Lines that include "updates" make up the answer; copy all of them from the data below.

··· Input data

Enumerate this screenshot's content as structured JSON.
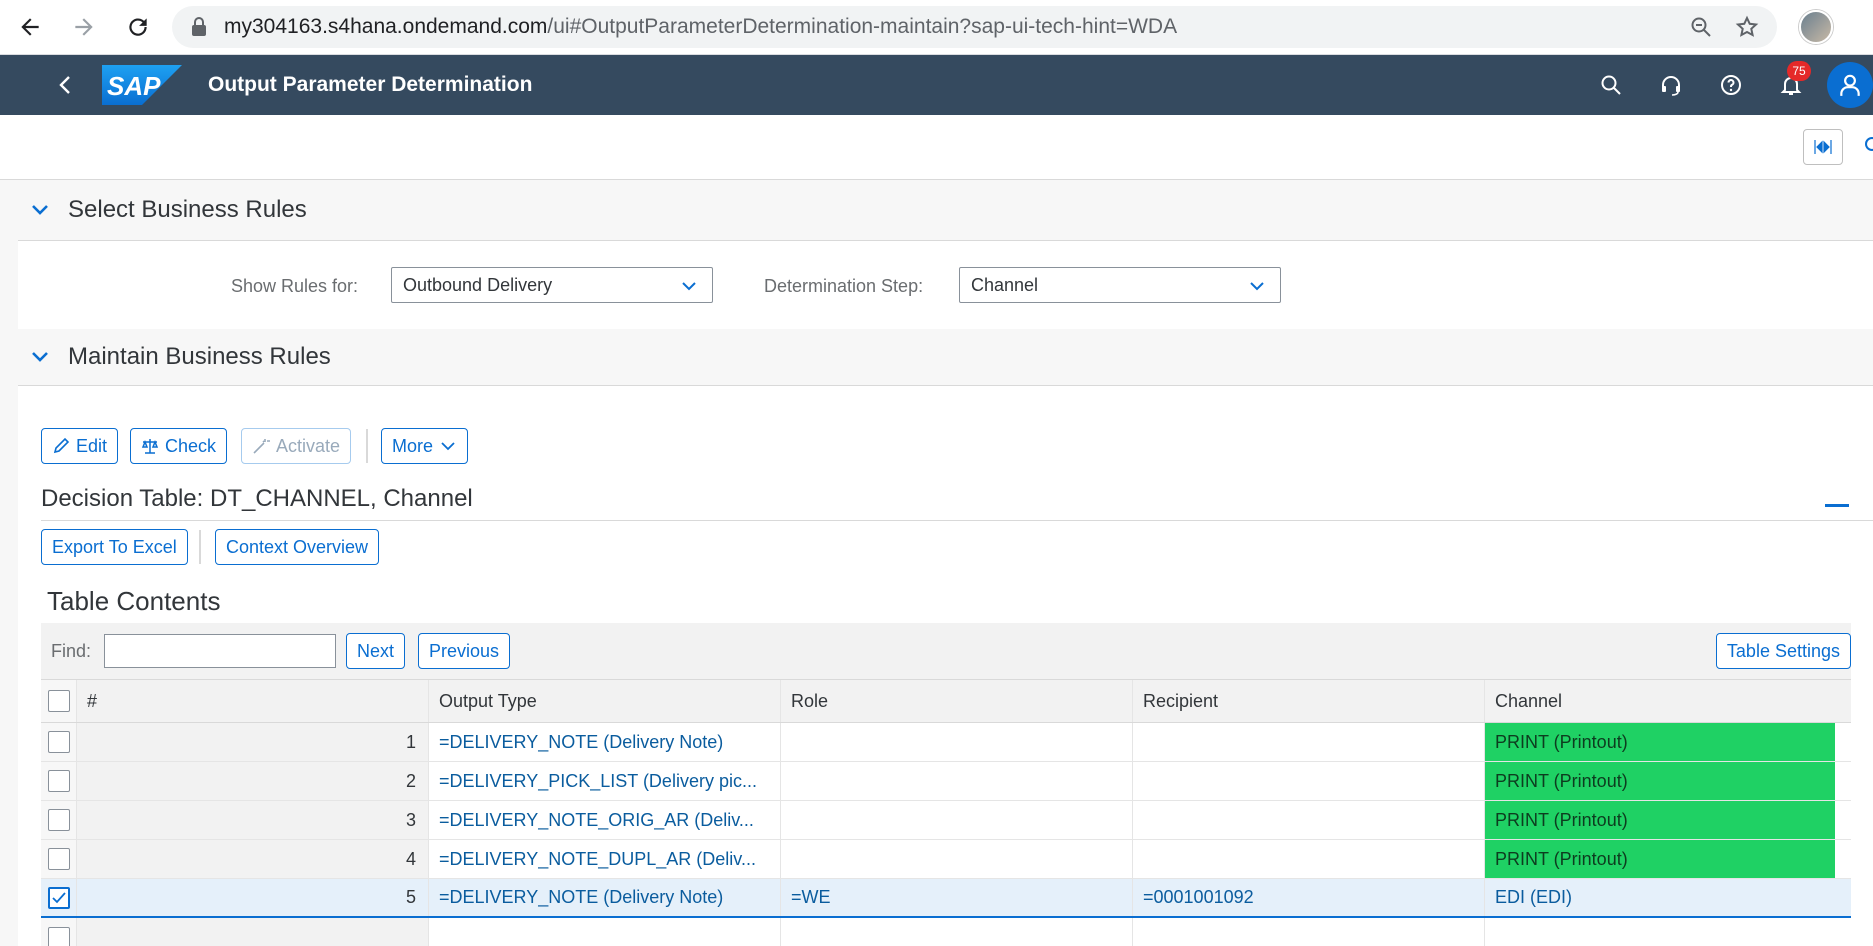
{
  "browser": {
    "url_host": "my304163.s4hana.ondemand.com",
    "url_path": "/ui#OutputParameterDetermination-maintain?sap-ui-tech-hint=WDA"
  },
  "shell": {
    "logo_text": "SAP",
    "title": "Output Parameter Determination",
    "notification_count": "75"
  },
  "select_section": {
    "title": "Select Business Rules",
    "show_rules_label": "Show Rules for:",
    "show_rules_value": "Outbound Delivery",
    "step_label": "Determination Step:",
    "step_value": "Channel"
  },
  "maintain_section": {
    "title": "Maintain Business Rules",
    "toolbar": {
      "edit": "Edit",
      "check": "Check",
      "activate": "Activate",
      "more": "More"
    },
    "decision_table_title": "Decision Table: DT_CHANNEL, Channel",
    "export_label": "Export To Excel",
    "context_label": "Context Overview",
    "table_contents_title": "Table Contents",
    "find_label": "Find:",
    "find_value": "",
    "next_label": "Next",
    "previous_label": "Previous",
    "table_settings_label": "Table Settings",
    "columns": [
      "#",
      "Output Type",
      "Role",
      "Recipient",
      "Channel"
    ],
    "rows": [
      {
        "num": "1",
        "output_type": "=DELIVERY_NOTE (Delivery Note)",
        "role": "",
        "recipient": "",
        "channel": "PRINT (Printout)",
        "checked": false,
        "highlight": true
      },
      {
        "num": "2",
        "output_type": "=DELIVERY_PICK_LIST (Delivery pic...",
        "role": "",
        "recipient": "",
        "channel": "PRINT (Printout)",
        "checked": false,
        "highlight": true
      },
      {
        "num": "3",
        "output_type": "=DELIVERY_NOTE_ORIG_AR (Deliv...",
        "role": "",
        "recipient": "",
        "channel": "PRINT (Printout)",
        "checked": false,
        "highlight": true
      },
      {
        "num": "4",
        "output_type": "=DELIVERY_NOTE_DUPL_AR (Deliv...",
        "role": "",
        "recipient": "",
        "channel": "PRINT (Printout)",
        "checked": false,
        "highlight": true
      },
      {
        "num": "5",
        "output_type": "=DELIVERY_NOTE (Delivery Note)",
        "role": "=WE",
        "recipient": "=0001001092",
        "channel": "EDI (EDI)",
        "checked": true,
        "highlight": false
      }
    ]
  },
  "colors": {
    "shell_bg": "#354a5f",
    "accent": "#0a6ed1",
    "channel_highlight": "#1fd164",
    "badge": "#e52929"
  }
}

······
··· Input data

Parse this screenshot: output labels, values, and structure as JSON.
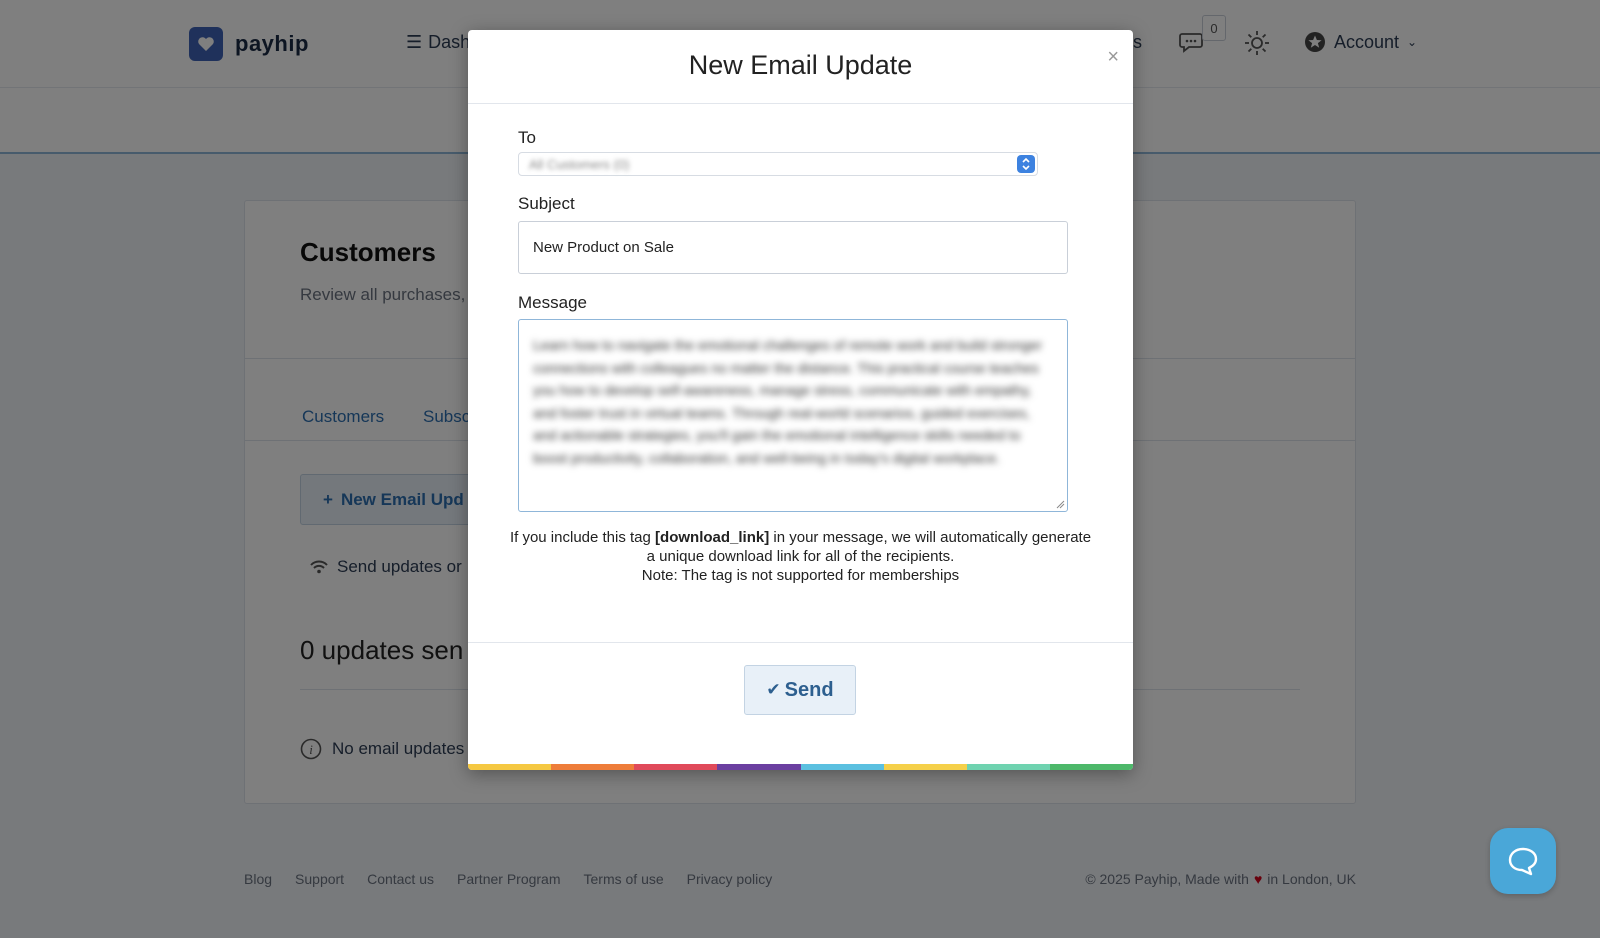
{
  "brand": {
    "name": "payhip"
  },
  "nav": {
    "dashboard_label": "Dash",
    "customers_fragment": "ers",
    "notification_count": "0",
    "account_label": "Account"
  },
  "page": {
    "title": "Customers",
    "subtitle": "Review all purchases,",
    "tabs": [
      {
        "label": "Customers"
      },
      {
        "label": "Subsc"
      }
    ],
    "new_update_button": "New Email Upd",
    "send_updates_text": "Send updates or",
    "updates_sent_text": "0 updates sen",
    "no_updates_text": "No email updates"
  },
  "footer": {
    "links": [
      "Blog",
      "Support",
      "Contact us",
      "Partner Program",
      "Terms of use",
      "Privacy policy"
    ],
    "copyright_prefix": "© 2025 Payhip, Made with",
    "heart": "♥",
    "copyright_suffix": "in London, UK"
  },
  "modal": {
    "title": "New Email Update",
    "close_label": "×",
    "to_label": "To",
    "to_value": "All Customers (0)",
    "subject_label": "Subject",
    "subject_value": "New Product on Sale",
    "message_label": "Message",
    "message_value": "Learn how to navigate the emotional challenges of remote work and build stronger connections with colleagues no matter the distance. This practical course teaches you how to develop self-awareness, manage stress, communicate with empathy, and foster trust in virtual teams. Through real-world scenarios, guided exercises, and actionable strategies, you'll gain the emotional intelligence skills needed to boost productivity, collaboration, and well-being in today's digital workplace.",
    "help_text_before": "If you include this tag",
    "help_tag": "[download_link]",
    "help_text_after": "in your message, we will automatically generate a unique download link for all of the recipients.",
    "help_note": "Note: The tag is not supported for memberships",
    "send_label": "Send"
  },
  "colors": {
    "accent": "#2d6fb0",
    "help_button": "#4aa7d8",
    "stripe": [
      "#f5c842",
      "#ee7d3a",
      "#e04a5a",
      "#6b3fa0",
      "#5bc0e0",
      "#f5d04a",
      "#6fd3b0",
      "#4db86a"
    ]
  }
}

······

## [Written reply]
    "send_updates_text": "Send updates or",
    "updates_sent_text": "0 updates sen",
    "no_updates_text": "No email updates"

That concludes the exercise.